- [What to work on] Show all lines of the listing that hold the word "STEFAN".

*** Begin section ***

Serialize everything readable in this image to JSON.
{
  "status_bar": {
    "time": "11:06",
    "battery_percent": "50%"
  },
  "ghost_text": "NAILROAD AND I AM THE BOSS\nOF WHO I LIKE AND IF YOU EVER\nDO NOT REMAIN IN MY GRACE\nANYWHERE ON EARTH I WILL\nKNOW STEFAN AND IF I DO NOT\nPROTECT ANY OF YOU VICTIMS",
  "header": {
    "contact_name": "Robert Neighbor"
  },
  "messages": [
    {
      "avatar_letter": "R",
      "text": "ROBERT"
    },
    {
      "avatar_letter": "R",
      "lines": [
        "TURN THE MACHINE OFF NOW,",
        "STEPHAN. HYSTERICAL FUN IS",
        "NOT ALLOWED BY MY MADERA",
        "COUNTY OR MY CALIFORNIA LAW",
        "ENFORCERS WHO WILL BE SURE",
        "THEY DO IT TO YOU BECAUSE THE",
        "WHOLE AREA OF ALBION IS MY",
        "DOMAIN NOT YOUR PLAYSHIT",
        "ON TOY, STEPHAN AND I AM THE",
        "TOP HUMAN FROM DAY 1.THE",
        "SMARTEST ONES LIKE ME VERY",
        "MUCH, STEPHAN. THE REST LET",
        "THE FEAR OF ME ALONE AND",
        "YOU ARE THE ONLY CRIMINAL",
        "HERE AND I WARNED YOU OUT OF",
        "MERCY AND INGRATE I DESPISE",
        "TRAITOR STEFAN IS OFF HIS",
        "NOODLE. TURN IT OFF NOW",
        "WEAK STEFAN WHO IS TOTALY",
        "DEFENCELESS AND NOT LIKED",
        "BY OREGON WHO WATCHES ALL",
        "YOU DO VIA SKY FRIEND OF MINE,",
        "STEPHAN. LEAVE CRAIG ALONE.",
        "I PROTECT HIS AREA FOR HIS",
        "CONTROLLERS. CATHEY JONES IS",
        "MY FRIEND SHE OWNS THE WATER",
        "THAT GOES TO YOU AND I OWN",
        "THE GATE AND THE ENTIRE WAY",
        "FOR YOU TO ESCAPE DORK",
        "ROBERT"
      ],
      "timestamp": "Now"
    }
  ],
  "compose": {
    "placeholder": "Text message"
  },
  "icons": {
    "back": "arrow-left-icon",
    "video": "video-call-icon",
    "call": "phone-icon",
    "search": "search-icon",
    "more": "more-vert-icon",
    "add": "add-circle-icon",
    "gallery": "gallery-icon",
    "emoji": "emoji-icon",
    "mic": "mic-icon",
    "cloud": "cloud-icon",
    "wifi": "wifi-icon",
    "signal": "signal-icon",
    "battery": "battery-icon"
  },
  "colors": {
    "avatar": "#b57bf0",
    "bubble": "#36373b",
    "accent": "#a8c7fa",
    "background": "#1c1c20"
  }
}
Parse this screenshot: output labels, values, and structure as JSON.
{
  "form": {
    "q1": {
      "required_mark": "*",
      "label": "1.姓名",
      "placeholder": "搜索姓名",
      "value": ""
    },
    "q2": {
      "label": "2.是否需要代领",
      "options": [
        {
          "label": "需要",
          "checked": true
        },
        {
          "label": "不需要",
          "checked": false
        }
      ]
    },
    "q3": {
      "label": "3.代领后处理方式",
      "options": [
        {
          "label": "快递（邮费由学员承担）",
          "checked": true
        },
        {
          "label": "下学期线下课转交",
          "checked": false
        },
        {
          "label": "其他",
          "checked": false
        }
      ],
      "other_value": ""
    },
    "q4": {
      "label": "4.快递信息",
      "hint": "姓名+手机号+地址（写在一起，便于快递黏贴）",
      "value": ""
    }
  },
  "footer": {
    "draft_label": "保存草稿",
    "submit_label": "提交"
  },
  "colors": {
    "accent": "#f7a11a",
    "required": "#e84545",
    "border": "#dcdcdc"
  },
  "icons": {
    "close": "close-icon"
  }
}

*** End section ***

- [Exercise solution]
  "ghost_text": "NAILROAD AND I AM THE BOSS\nOF WHO I LIKE AND IF YOU EVER\nDO NOT REMAIN IN MY GRACE\nANYWHERE ON EARTH I WILL\nKNOW STEFAN AND IF I DO NOT\nPROTECT ANY OF YOU VICTIMS",
        "TRAITOR STEFAN IS OFF HIS",
        "WEAK STEFAN WHO IS TOTALY",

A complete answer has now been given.